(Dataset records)

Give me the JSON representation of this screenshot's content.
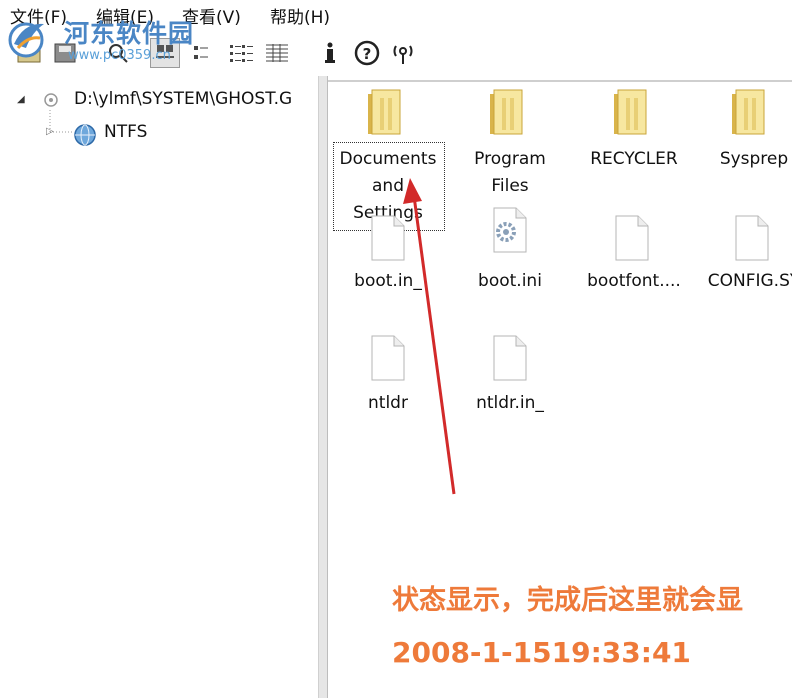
{
  "menu": {
    "items": [
      {
        "label": "文件(F)"
      },
      {
        "label": "编辑(E)"
      },
      {
        "label": "查看(V)"
      },
      {
        "label": "帮助(H)"
      }
    ]
  },
  "watermark": {
    "title": "河东软件园",
    "url": "www.pc0359.cn"
  },
  "toolbar": {
    "buttons": [
      {
        "icon": "open-icon"
      },
      {
        "icon": "disk-icon"
      },
      {
        "icon": "find-icon"
      },
      {
        "icon": "large-icons-view-icon",
        "pressed": true
      },
      {
        "icon": "small-icons-view-icon"
      },
      {
        "icon": "list-view-icon"
      },
      {
        "icon": "details-view-icon"
      },
      {
        "icon": "info-icon"
      },
      {
        "icon": "help-icon"
      },
      {
        "icon": "wireless-icon"
      }
    ]
  },
  "tree": {
    "root": "D:\\ylmf\\SYSTEM\\GHOST.G",
    "child": "NTFS"
  },
  "files": [
    {
      "name_lines": [
        "Documents",
        "and",
        "Settings"
      ],
      "type": "folder",
      "selected": true
    },
    {
      "name_lines": [
        "Program",
        "Files"
      ],
      "type": "folder"
    },
    {
      "name_lines": [
        "RECYCLER"
      ],
      "type": "folder"
    },
    {
      "name_lines": [
        "Sysprep"
      ],
      "type": "folder"
    },
    {
      "name_lines": [
        "boot.in_"
      ],
      "type": "file"
    },
    {
      "name_lines": [
        "boot.ini"
      ],
      "type": "settings-file"
    },
    {
      "name_lines": [
        "bootfont...."
      ],
      "type": "file"
    },
    {
      "name_lines": [
        "CONFIG.SY"
      ],
      "type": "file"
    },
    {
      "name_lines": [
        "ntldr"
      ],
      "type": "file"
    },
    {
      "name_lines": [
        "ntldr.in_"
      ],
      "type": "file"
    }
  ],
  "status": {
    "message": "状态显示，完成后这里就会显",
    "time": "2008-1-1519:33:41"
  },
  "colors": {
    "status_text": "#ee7a3a",
    "annotation_arrow": "#d22a2a",
    "folder_light": "#f7e7a0",
    "folder_dark": "#d9b44a"
  }
}
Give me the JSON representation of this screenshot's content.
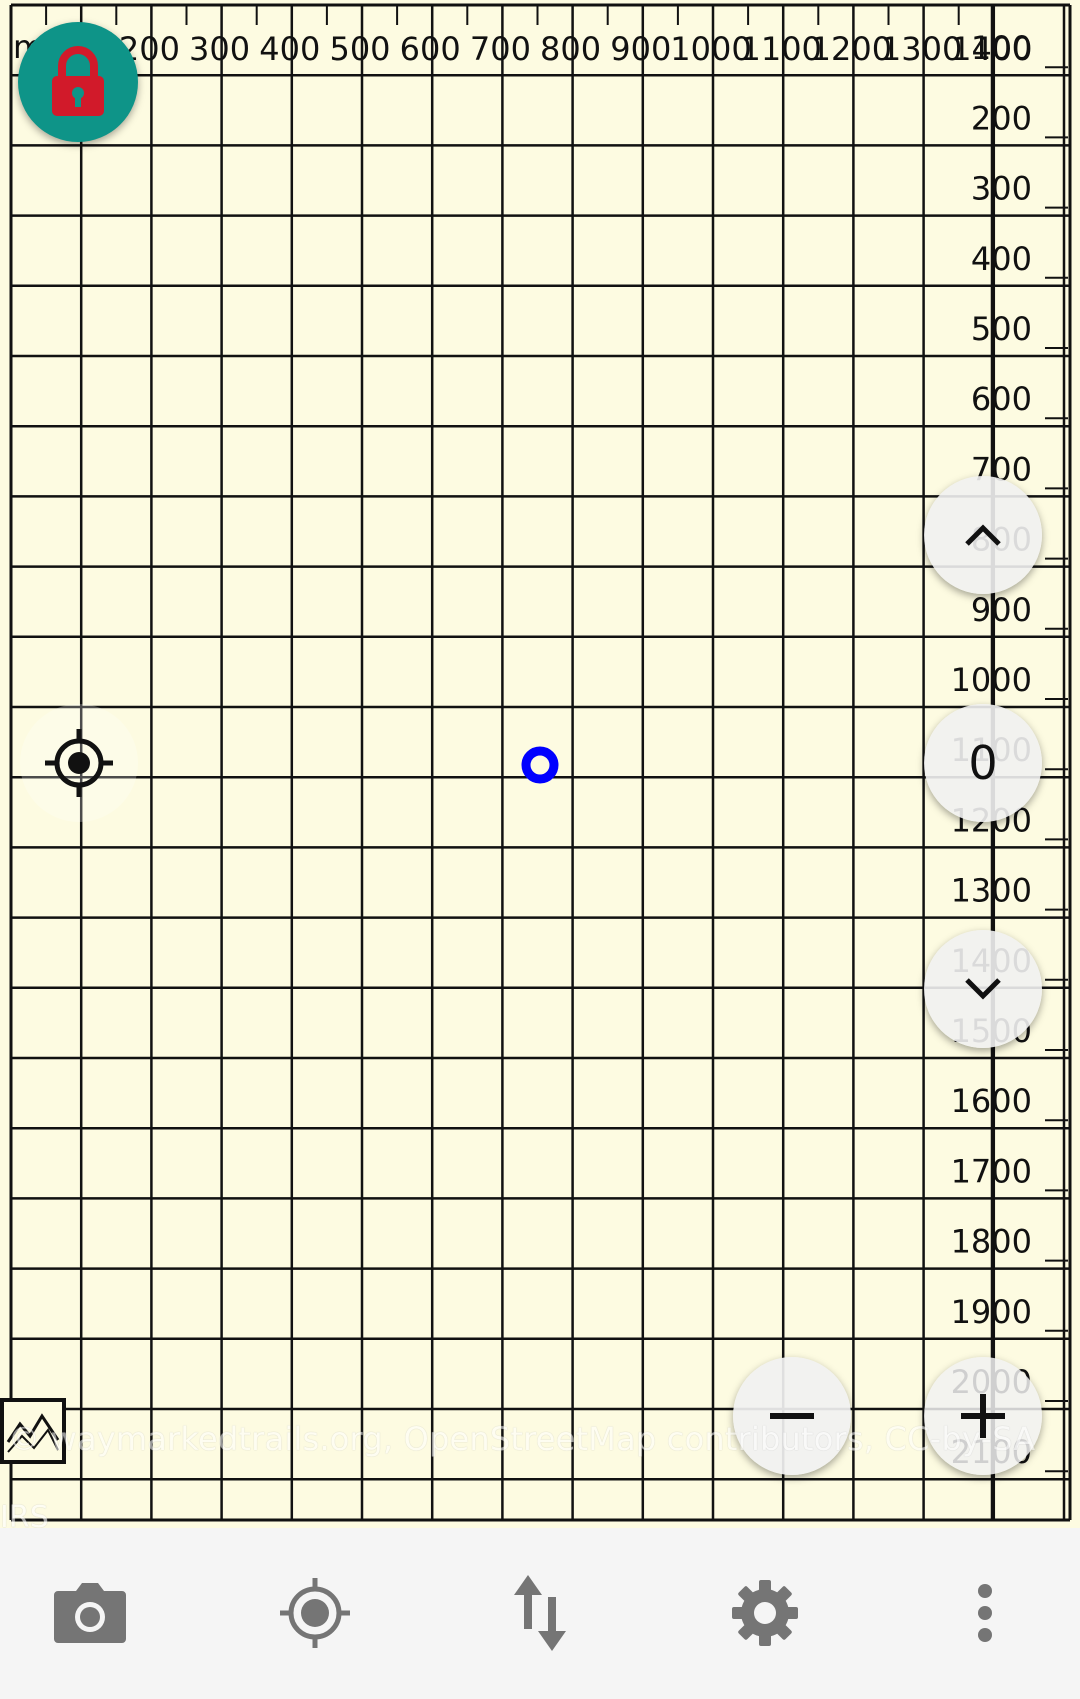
{
  "map": {
    "x_scale": {
      "unit_label": "m",
      "ticks": [
        "100",
        "200",
        "300",
        "400",
        "500",
        "600",
        "700",
        "800",
        "900",
        "1000",
        "1100",
        "1200",
        "1300",
        "1400"
      ]
    },
    "y_scale": {
      "ticks": [
        "100",
        "200",
        "300",
        "400",
        "500",
        "600",
        "700",
        "800",
        "900",
        "1000",
        "1100",
        "1200",
        "1300",
        "1400",
        "1500",
        "1600",
        "1700",
        "1800",
        "1900",
        "2000",
        "2100"
      ]
    },
    "attribution": "© waymarkedtrails.org, OpenStreetMap contributors, CC-by-SA",
    "corner_label": "IRS",
    "altitude_value": "0",
    "colors": {
      "background": "#fdfbe1",
      "grid": "#111111",
      "position_marker": "#0000ff",
      "lock_button": "#0e9488",
      "lock_icon": "#d11a2a"
    }
  },
  "buttons": {
    "lock": {
      "icon": "lock-icon"
    },
    "locate": {
      "icon": "crosshair-icon"
    },
    "altitude_up": {
      "icon": "chevron-up-icon"
    },
    "altitude_down": {
      "icon": "chevron-down-icon"
    },
    "zoom_out": {
      "icon": "minus-icon"
    },
    "zoom_in": {
      "icon": "plus-icon"
    },
    "layers": {
      "icon": "layers-icon"
    }
  },
  "bottom_bar": {
    "items": [
      {
        "id": "camera",
        "icon": "camera-icon"
      },
      {
        "id": "gps",
        "icon": "gps-icon"
      },
      {
        "id": "transfer",
        "icon": "swap-vertical-icon"
      },
      {
        "id": "settings",
        "icon": "gear-icon"
      },
      {
        "id": "more",
        "icon": "more-vert-icon"
      }
    ]
  }
}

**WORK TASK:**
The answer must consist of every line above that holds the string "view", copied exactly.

**TASK OUTPUT:**
        "icon": "large-icons-view-icon",
        "icon": "small-icons-view-icon"
        "icon": "list-view-icon"
        "icon": "details-view-icon"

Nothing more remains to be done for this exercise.